Ninety-seven eyes were included for analysis. Twenty-seven eyes remained on anticoagulation during the surgery. There were no perioperative complications related to the anticoagulation. Surgical intervention resulted in a significant increase in visual acuity in both groups. There was no difference in the incidence of postoperative vitreous hemorrhage or surgical reoperation between the two groups. Patients on anticoagulation had significantly worse postoperative vision compared with those not on anticoagulation (best-corrected visual acuity of 20/230 vs. 20/100, P = 0.03).
Histories of aspirin reactions in patients with CAD are uncommon, occurring in only 1.5% of our study population.
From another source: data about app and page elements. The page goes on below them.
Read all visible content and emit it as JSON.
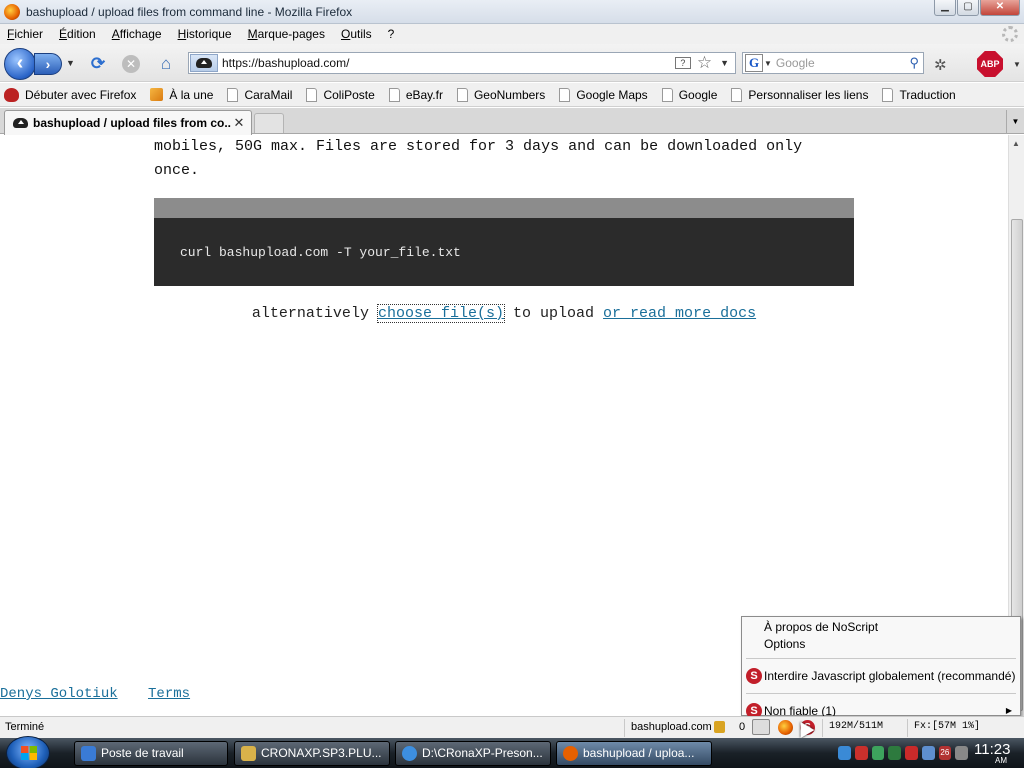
{
  "window": {
    "title": "bashupload / upload files from command line - Mozilla Firefox",
    "buttons": {
      "minimize": "▁",
      "maximize": "▢",
      "close": "✕"
    }
  },
  "menubar": {
    "items": [
      "Fichier",
      "Édition",
      "Affichage",
      "Historique",
      "Marque-pages",
      "Outils",
      "?"
    ]
  },
  "navbar": {
    "url": "https://bashupload.com/",
    "search_placeholder": "Google",
    "search_engine_letter": "G",
    "adblock_label": "ABP",
    "url_help_label": "?"
  },
  "bookmarks": [
    {
      "label": "Débuter avec Firefox",
      "icon": "firefox-icon"
    },
    {
      "label": "À la une",
      "icon": "rss-icon"
    },
    {
      "label": "CaraMail",
      "icon": "page-icon"
    },
    {
      "label": "ColiPoste",
      "icon": "page-icon"
    },
    {
      "label": "eBay.fr",
      "icon": "page-icon"
    },
    {
      "label": "GeoNumbers",
      "icon": "page-icon"
    },
    {
      "label": "Google Maps",
      "icon": "page-icon"
    },
    {
      "label": "Google",
      "icon": "page-icon"
    },
    {
      "label": "Personnaliser les liens",
      "icon": "page-icon"
    },
    {
      "label": "Traduction",
      "icon": "page-icon"
    }
  ],
  "tabs": [
    {
      "label": "bashupload / upload files from co...",
      "close": "✕"
    }
  ],
  "content": {
    "description": "mobiles, 50G max. Files are stored for 3 days and can be downloaded only once.",
    "command": "curl bashupload.com -T your_file.txt",
    "alt_prefix": "alternatively",
    "choose_link": "choose file(s)",
    "alt_middle": "to upload",
    "docs_link": "or read more docs",
    "footer": {
      "author": "Denys Golotiuk",
      "terms": "Terms"
    }
  },
  "context_menu": {
    "about": "À propos de NoScript",
    "options": "Options",
    "forbid_js": "Interdire Javascript globalement (recommandé)",
    "untrusted": "Non fiable (1)"
  },
  "statusbar": {
    "text": "Terminé",
    "site": "bashupload.com",
    "count": "0",
    "memory": "192M/511M",
    "fx": "Fx:[57M  1%]"
  },
  "taskbar": {
    "tasks": [
      {
        "label": "Poste de travail",
        "color": "#3a7bd5"
      },
      {
        "label": "CRONAXP.SP3.PLU...",
        "color": "#d9b24a"
      },
      {
        "label": "D:\\CRonaXP-Preson...",
        "color": "#3d8fe0"
      },
      {
        "label": "bashupload / uploa...",
        "color": "#e66000"
      }
    ],
    "tray_badge": "26",
    "clock": "11:23",
    "ampm": "AM"
  },
  "colors": {
    "link": "#1a6f9a",
    "code_bg": "#2b2b2b",
    "code_header": "#8c8c8c",
    "noscript_red": "#c21f2a"
  }
}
The 21% of patients with histories compatible with aspirin hypersensitivities can be challenged and, if the results are positive, successfully desensitized. Moreover, almost all patients with gastric intolerance to aspirin can be treated with aspirin and a proton pump inhibitor. However, both approaches, which result in restoration of cardiovascular prophylaxis, were seriously underused in our study population.
The aim was to investigate the beneficial effects of clopidogrel in thoracic aorta function and structure and to characterize if P2Y12 receptors contribute to these effects. Male Sprague Dawley rats were infused with angiotensin II [(Ang II) 60 ng x min(-1), 14 days] or saline (control rats) and were simultaneously treated with clopidogrel (10 mg x kg(-1) x day(-1)) or vehicle. After 14 days, systolic blood pressure (mmHg) was similar in Ang II-hypertensive rats treated with clopidogrel or vehicle (199±9 vs. 190±11, respectively). Systolic blood pressure in control rats was not altered by clopidogrel treatment (128±1 vs. vehicle, 134±2). Endothelium-dependent relaxation induced by 2-MeS-ADP was decreased in aortas from vehicle-treated Ang II-hypertensive rats, compared to vehicle-treated control rats. This response was elicited via activation of P2Y1 and P2Y12 receptors. In the presence of L-NAME and indomethacin, 2-MeS-ADP induced contraction and this response was augmented in vehicle-treated Ang II-hypertensive rats, compared to vehicle-treated control rats. The contraction to 2-MeS-ADP was evoked by P2Y13 and P2Y12 receptor activation. Clopidogrel-treatment did not normalize relaxation or contractile responses induced by 2-MeS-ADP in aortas from Ang II-hypertensive rats. P2Y1 and P2Y12 protein expression was increased, whereas P2Y13 receptor expression was reduced in aorta from vehicle-treated Ang II-hypertensive rats. Endothelium-dependent relaxation upon acetylcholine-stimulation was reduced in vehicle-treated Ang II-hypertensive rats, and clopidogrel treatment was effective in improving endothelial function. Clopidogrel also prevented vascular remodeling, evidenced by augmented media thickness in aortas from Ang II-hypertensive rats. Clopidogrel has beneficial effects on the aortic endothelium of Ang II-hypertensive rats, but its effects do not seem to be directly related to the presence of P2Y12 receptors in this vessel.